I’m the girl that didn’t go away for college due to my financial situation and my attachment to my family. I’ve kept myself here. I lived with my parents in the suburbs until mid-way into sophomore year of undergrad and then hijacked my sister’s empty bedroom in her apartment. A year later I moved out and into a place in the city with a former coworker. I still live in the city, now with my fiancé, and have been itching to distance myself from city living. We both want some more quiet and we’re going to get it.

I find myself ready to go — move away and start anew with my fiancé — while simultaneously feeling this pain of how much I dealt with during my time here in Chicago & its suburbs. I know I’ve “come out on top” and that I should feel victorious that I am in such a good place mentally and emotionally, but many of the dirty, nasty, scary nights and moments I had here have been haunting me.

I feel as though my past is trying to come back for me, even though I feel closer to healed, and trap me in the fear and anguish I once felt so deeply. I cannot help but shudder at things that happened so many years ago, even if I have wrapped my mind and soul around them more over the years.

How do you move on from horrible things that have happened to you? When does the grieving process stop? I’m starting to realize that grief is in it for the long haul of the progress of my mental health.
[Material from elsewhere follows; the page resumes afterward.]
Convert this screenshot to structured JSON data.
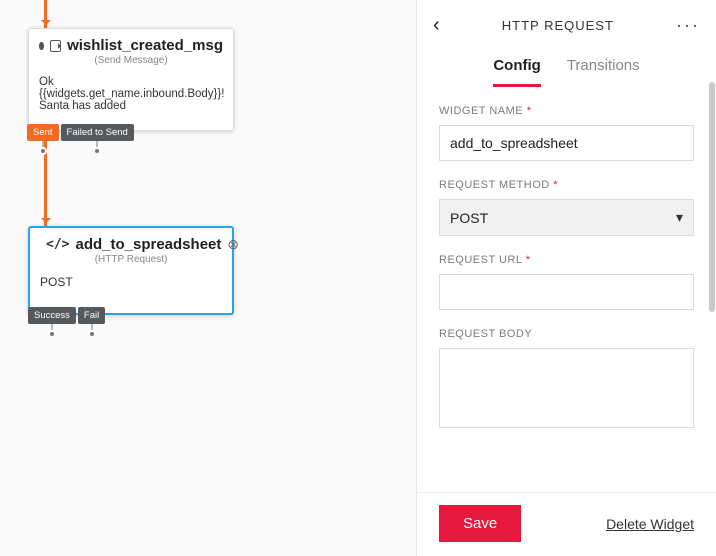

I walk different streets and feel different past moments more fiercely. I avoid certain parts of towns due to the anxiety I have around them and the people they harbor; the people I don’t want to see: some ex-friends, others ex-lovers, men that hurt me, scared me into being someone I didn’t recognize, others strangers that took advantage of me.

When bad moments do weigh on my shoulders, I find my mind and body to be paralyzed in grief. Grief for the girl who went through this. Grief for the woman I am now who must live with this. I find myself wanting to cry over how such a beautiful city has been somewhat ruined for me. How my hometown feels more like a prison —  constant reminders of what happened to me and who I was back then — rather than a safe haven. I worry that one day when my children ask me where I grew up, I will still be so rooted in the distance I craved from this place that I won’t be able to illustrate the world of wonder I once saw for them. I worry that leaving won’t give me the clarity I hope it will. I worry that my trauma will ruin Chicago for me forever.
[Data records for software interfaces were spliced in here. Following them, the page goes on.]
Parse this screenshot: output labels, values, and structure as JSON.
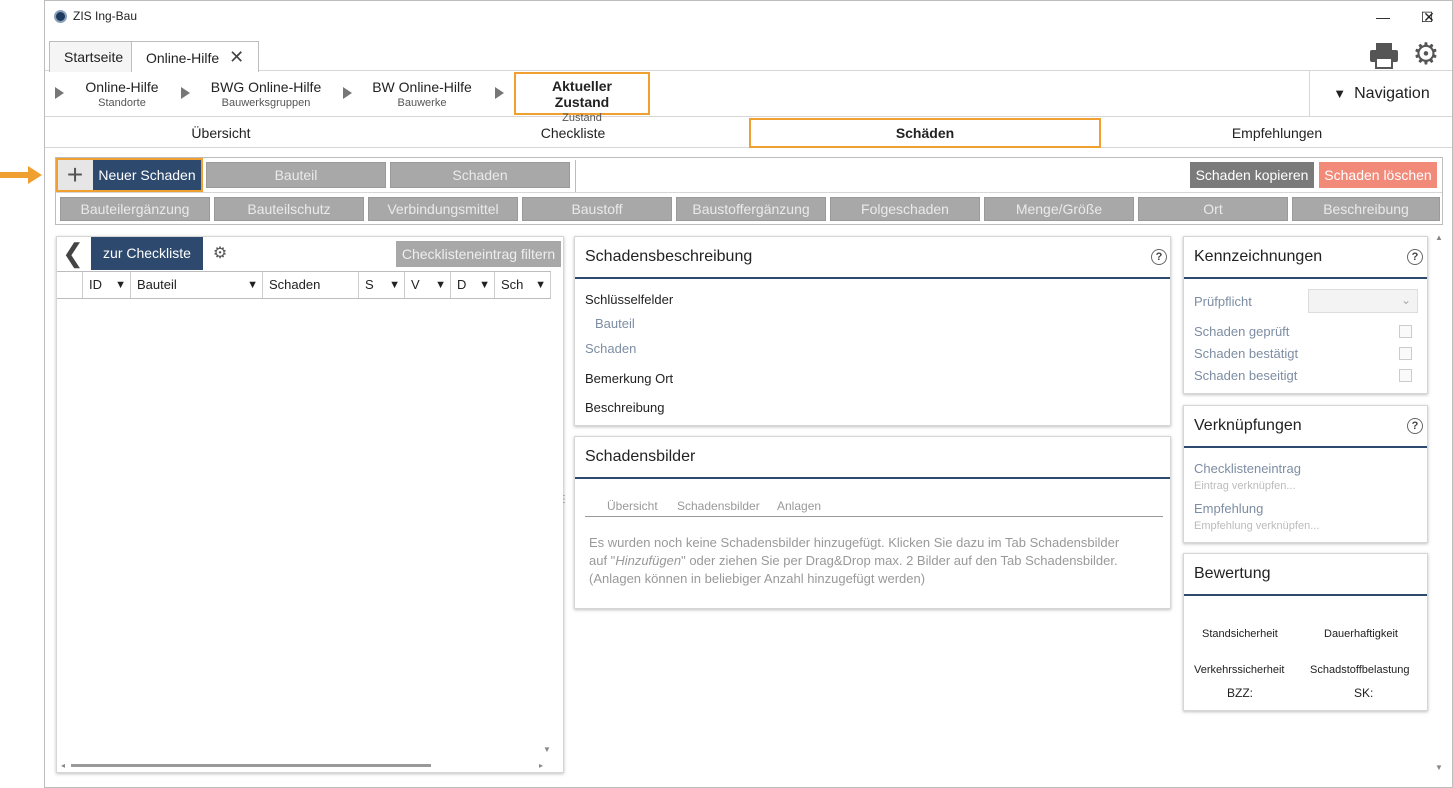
{
  "window": {
    "title": "ZIS Ing-Bau",
    "min": "—",
    "max": "☐",
    "close": "✕"
  },
  "tabs": [
    {
      "label": "Startseite"
    },
    {
      "label": "Online-Hilfe"
    }
  ],
  "breadcrumb": [
    {
      "title": "Online-Hilfe",
      "sub": "Standorte"
    },
    {
      "title": "BWG Online-Hilfe",
      "sub": "Bauwerksgruppen"
    },
    {
      "title": "BW Online-Hilfe",
      "sub": "Bauwerke"
    },
    {
      "title": "Aktueller Zustand",
      "sub": "Zustand"
    }
  ],
  "navigation_label": "Navigation",
  "subtabs": [
    "Übersicht",
    "Checkliste",
    "Schäden",
    "Empfehlungen"
  ],
  "toolbar": {
    "new_damage": "Neuer Schaden",
    "bauteil": "Bauteil",
    "schaden": "Schaden",
    "copy": "Schaden kopieren",
    "delete": "Schaden löschen",
    "row2": [
      "Bauteilergänzung",
      "Bauteilschutz",
      "Verbindungsmittel",
      "Baustoff",
      "Baustoffergänzung",
      "Folgeschaden",
      "Menge/Größe",
      "Ort",
      "Beschreibung"
    ]
  },
  "list": {
    "back_label": "zur Checkliste",
    "filter_label": "Checklisteneintrag filtern",
    "columns": [
      "ID",
      "Bauteil",
      "Schaden",
      "S",
      "V",
      "D",
      "Sch"
    ]
  },
  "beschreibung": {
    "title": "Schadensbeschreibung",
    "key_fields": "Schlüsselfelder",
    "bauteil": "Bauteil",
    "schaden": "Schaden",
    "bemerkung": "Bemerkung Ort",
    "beschreibung": "Beschreibung"
  },
  "bilder": {
    "title": "Schadensbilder",
    "tabs": [
      "Übersicht",
      "Schadensbilder",
      "Anlagen"
    ],
    "text1": "Es wurden noch keine Schadensbilder hinzugefügt. Klicken Sie dazu im Tab Schadensbilder",
    "text2a": "auf \"",
    "text2em": "Hinzufügen",
    "text2b": "\" oder ziehen Sie per Drag&Drop max. 2 Bilder auf den Tab Schadensbilder.",
    "text3": "(Anlagen können in beliebiger Anzahl hinzugefügt werden)"
  },
  "kennzeichnungen": {
    "title": "Kennzeichnungen",
    "pruefpflicht": "Prüfpflicht",
    "geprueft": "Schaden geprüft",
    "bestaetigt": "Schaden bestätigt",
    "beseitigt": "Schaden beseitigt"
  },
  "verknuepfungen": {
    "title": "Verknüpfungen",
    "checkliste": "Checklisteneintrag",
    "checkliste_ph": "Eintrag verknüpfen...",
    "empfehlung": "Empfehlung",
    "empfehlung_ph": "Empfehlung verknüpfen..."
  },
  "bewertung": {
    "title": "Bewertung",
    "standsicherheit": "Standsicherheit",
    "dauerhaftigkeit": "Dauerhaftigkeit",
    "verkehrssicherheit": "Verkehrssicherheit",
    "schadstoff": "Schadstoffbelastung",
    "bzz": "BZZ:",
    "sk": "SK:"
  },
  "help_glyph": "?",
  "colors": {
    "accent": "#2d4a6e",
    "highlight": "#f0a030",
    "danger": "#f28a7a"
  }
}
I grieve my past, I grieve my future. I am in a constant state of battle over the state of mind I’m in: ready to leave — sad about what happened here, so much so it ruins my happiness at times.

I wish meeting my fiancé and becoming the woman I am today allowed me to erase the hard drive that is my trauma history. I wish I could clean up the streets of Chicago residing in my mind and make them seem just as sparkly and shiny as they did the first time I saw them as a child. I can’t.
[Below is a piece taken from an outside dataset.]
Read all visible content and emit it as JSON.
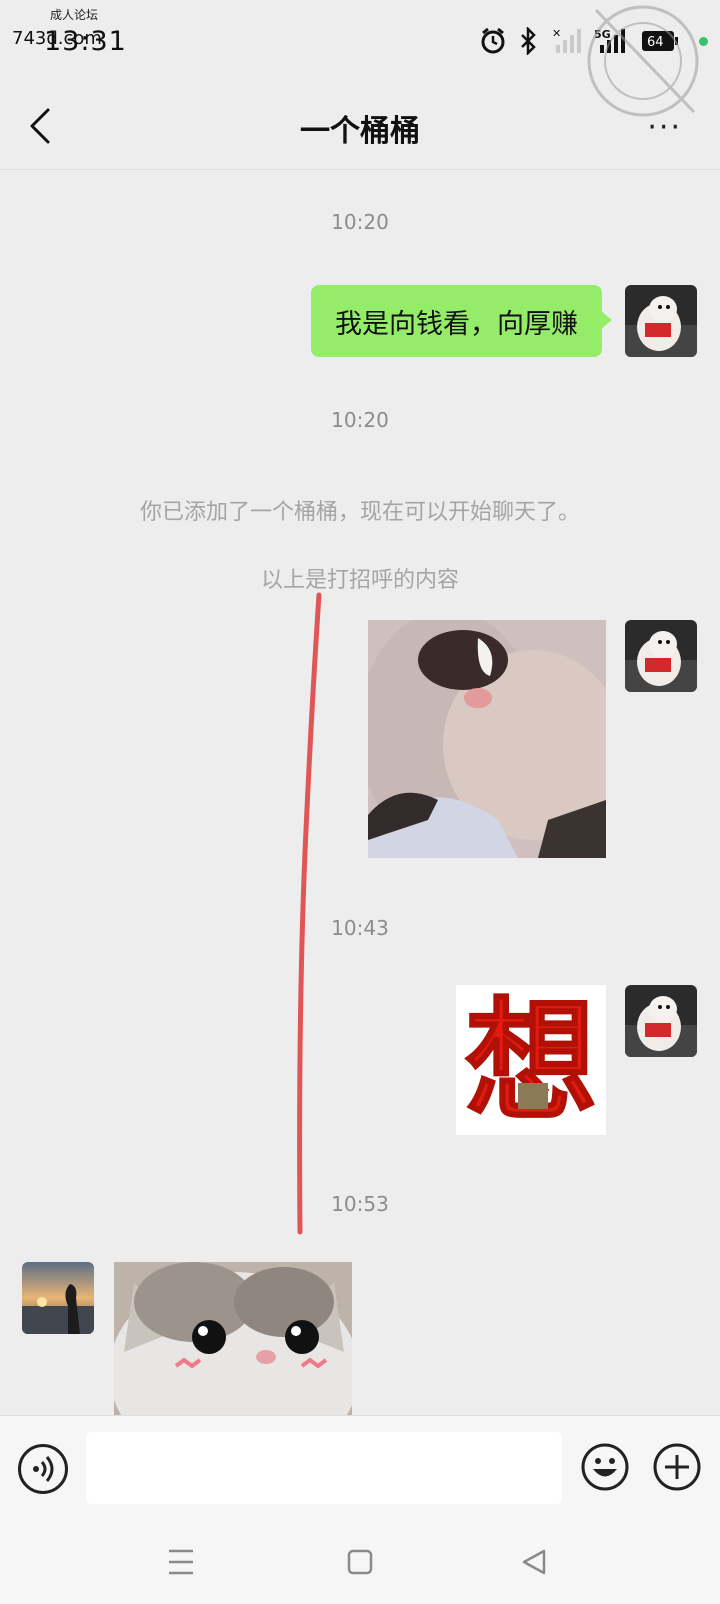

It is impossible. And the streets, they’re tainted. And that’s okay. I know it is. But I don’t want them anymore, the streets in my mind. And I am at a place in my life where the pain isn’t so bad and I can handle running into people and being in certain places for the most part — it’s that I don’t want to do that. I don’t want to be here, in this city, anymore.

Of course I’m scared to see my family less, be with my friends less, but this move is a mandatory step in my progress. I’m ready to breathe somewhere new— and in part it’s due to all the pain I’ve endured here. More importantly, it is because I am ready to be the woman I want to be. The wife I want to be. The daughter I want to be. The friend I want to be. And I cannot be these things in a city that is holding me back.

Becky Harrison, OWTL Contributor
Becky Harrison : Certified klutz, free spirited, go-get-em goof ball. Loves writing poetry and the beach. Strong believer in bucket lists.